» RECORD SET:
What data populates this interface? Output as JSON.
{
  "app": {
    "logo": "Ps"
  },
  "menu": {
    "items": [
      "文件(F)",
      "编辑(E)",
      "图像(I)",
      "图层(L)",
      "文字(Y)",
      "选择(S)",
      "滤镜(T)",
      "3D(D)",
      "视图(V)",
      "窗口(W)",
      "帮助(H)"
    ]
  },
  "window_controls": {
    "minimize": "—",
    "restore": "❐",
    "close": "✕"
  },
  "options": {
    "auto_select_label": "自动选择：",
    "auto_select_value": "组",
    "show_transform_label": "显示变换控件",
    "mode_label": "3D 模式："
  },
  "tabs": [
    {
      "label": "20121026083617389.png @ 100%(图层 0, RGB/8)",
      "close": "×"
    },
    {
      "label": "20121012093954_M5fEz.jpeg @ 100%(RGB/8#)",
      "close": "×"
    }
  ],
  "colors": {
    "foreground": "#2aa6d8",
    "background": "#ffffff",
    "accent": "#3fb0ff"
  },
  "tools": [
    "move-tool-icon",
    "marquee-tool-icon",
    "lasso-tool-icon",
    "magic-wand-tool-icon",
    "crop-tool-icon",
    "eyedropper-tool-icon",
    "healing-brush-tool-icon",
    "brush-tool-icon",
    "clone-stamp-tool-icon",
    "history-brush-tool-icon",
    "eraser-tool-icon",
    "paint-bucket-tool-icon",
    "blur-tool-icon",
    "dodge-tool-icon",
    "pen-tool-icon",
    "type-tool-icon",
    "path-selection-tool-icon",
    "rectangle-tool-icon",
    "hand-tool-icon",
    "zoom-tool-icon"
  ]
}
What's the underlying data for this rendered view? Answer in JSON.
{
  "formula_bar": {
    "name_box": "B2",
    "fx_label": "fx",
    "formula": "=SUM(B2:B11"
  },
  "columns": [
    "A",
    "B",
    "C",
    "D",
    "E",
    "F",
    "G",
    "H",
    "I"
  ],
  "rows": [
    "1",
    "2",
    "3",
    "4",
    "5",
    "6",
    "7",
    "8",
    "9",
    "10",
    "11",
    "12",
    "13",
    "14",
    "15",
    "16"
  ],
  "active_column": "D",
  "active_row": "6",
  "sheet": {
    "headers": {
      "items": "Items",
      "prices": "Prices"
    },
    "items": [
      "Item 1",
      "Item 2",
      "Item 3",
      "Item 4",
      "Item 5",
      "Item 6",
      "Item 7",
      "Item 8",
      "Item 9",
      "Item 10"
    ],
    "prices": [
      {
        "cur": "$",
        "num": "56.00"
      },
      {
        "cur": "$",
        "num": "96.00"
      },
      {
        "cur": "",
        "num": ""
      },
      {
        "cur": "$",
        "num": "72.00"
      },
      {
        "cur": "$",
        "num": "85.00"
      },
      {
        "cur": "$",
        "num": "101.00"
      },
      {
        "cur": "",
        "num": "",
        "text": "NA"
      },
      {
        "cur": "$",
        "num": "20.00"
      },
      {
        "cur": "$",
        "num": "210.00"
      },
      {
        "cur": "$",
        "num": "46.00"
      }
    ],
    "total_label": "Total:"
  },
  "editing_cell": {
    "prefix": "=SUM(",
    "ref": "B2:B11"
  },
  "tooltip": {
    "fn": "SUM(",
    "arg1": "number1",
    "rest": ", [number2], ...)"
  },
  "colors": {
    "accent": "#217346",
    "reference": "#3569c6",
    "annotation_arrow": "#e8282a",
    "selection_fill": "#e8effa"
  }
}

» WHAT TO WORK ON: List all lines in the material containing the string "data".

» ANSWER SPACE:
What data populates this interface? Output as JSON.
What's the underlying data for this rendered view? Answer in JSON.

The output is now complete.